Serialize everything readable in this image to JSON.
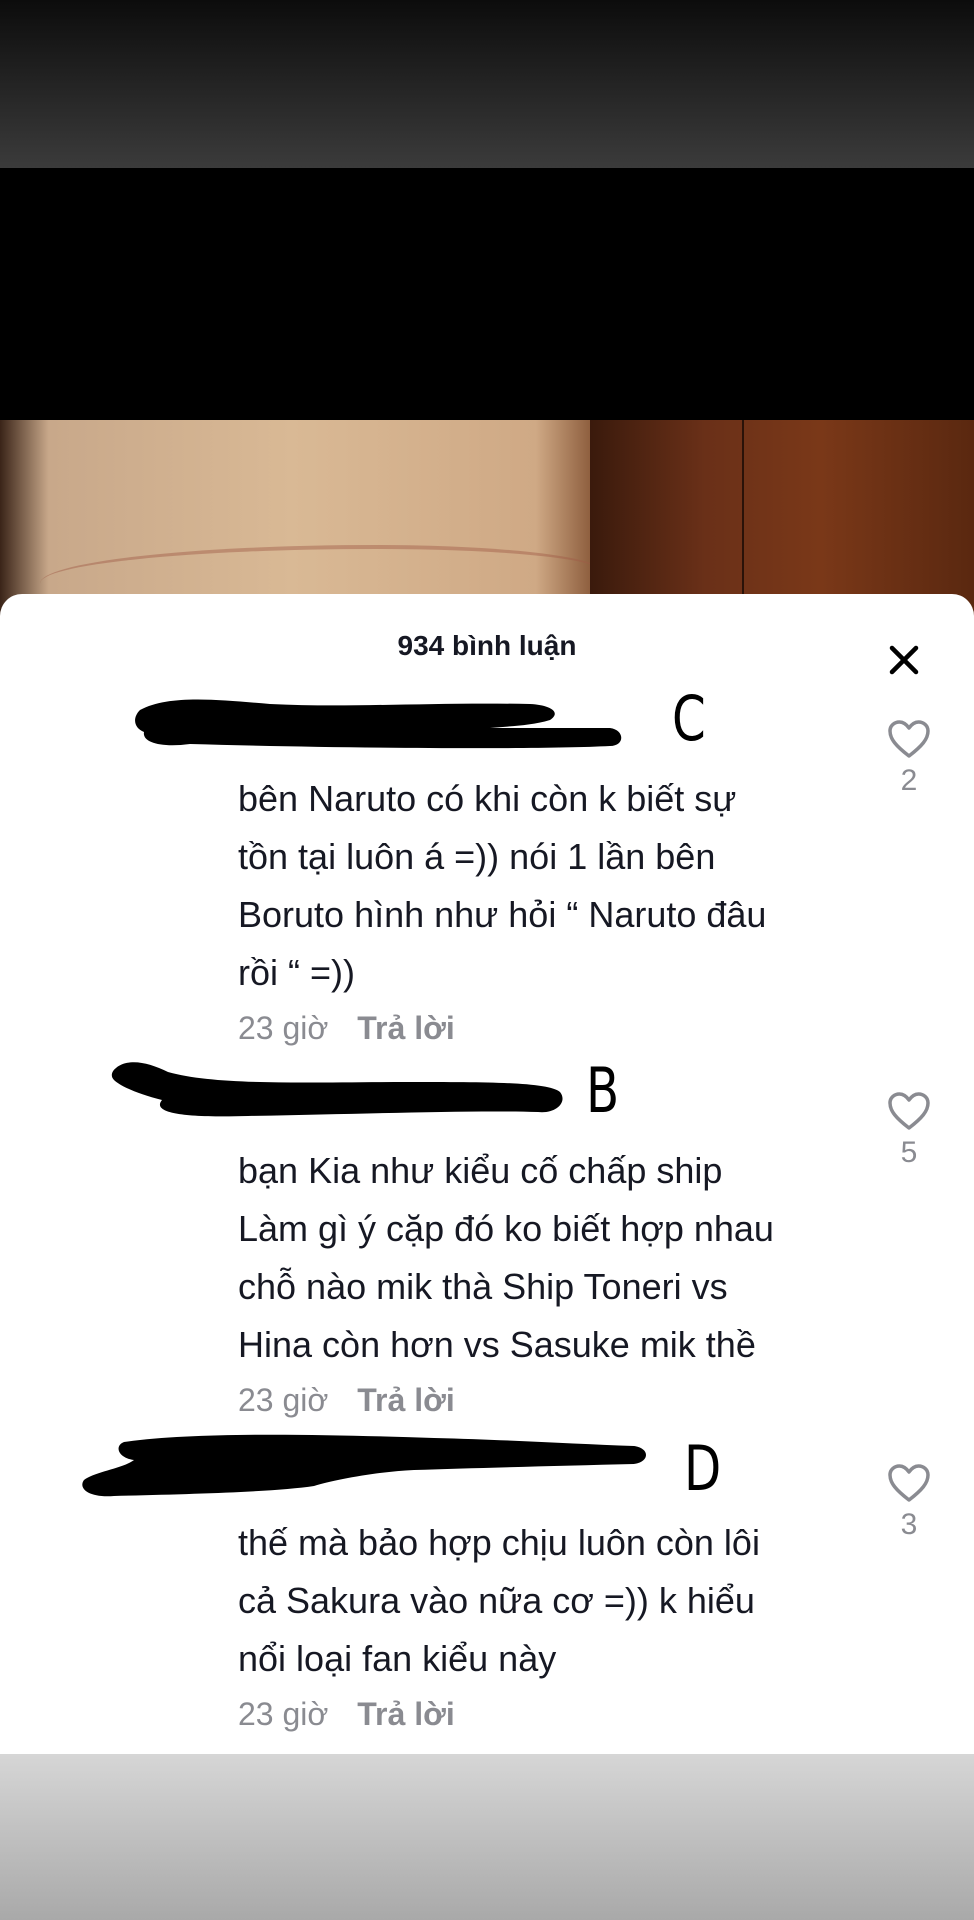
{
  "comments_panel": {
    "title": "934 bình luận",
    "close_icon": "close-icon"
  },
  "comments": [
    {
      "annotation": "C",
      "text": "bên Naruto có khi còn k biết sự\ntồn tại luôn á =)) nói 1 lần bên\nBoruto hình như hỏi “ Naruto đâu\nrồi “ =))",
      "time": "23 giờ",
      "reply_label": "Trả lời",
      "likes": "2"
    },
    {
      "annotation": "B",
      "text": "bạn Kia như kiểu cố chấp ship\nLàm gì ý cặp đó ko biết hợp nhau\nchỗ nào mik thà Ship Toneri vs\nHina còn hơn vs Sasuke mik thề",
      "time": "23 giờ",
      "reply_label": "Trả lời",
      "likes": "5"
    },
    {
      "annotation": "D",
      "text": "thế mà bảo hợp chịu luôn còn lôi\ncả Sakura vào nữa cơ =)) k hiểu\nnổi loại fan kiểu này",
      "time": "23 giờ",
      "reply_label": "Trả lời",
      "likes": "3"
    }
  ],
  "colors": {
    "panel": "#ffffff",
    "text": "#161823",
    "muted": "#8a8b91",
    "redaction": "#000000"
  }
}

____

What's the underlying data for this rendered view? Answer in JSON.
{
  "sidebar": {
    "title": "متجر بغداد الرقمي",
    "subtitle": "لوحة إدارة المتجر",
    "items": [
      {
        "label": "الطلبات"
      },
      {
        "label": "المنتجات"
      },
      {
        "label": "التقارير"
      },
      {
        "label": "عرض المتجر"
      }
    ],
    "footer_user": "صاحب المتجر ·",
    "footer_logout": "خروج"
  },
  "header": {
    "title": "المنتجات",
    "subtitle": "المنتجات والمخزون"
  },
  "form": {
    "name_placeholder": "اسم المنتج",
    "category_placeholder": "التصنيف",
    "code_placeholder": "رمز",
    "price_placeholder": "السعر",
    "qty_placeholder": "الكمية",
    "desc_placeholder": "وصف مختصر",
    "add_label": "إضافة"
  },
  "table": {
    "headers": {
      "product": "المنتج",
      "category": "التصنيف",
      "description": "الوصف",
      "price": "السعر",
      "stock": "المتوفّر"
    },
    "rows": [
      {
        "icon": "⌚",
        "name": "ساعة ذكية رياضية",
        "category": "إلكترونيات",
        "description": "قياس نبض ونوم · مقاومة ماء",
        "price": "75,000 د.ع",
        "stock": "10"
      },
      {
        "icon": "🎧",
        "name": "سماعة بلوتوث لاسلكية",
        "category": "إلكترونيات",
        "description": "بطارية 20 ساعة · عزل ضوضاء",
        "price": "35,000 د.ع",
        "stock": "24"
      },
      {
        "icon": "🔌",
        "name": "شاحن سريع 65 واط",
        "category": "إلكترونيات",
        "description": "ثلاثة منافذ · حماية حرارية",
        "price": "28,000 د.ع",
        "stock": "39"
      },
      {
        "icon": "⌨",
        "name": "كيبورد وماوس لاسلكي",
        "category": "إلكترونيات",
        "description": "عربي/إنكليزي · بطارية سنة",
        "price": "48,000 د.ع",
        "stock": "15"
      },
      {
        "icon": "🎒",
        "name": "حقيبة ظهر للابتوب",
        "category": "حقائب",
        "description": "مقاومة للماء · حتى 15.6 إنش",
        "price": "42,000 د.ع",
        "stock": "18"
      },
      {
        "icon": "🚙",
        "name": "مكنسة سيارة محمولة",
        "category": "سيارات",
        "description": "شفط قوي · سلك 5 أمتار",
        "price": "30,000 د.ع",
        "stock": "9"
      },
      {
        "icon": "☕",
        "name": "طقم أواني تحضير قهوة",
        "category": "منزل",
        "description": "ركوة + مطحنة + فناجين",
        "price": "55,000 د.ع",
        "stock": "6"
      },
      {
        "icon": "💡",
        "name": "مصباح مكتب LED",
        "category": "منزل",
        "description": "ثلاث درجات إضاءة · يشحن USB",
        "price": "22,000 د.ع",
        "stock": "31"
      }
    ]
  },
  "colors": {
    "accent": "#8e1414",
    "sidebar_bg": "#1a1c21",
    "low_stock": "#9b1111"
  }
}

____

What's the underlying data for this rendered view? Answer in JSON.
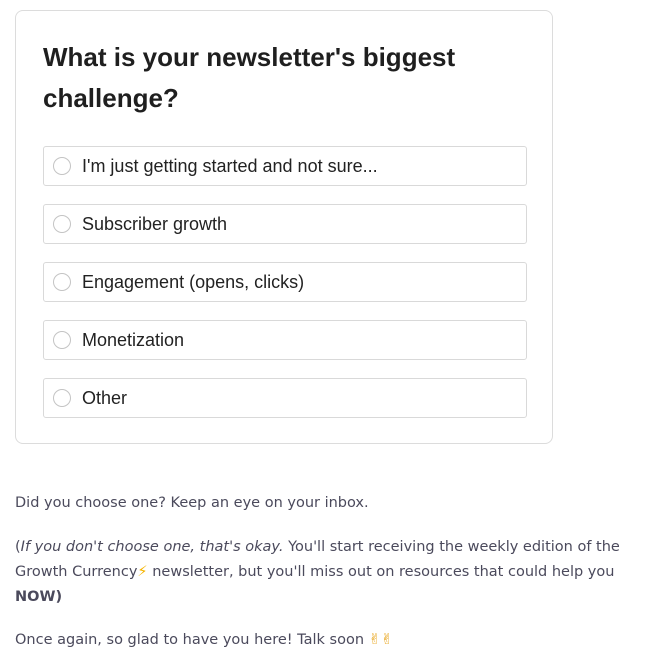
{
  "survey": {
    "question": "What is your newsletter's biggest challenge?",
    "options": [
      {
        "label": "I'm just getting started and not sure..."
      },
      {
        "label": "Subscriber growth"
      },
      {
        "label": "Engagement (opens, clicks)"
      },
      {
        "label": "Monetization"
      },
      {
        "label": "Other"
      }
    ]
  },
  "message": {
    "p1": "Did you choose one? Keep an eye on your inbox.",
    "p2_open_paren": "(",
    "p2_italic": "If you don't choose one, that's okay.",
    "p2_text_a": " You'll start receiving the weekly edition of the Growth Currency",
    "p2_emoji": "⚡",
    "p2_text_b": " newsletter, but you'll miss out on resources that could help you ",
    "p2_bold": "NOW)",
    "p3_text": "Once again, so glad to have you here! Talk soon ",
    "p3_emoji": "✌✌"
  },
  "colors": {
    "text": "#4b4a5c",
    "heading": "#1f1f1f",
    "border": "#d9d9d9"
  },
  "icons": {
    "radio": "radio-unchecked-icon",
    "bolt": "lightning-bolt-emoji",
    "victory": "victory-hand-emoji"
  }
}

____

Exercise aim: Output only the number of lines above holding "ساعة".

Response to the task: 2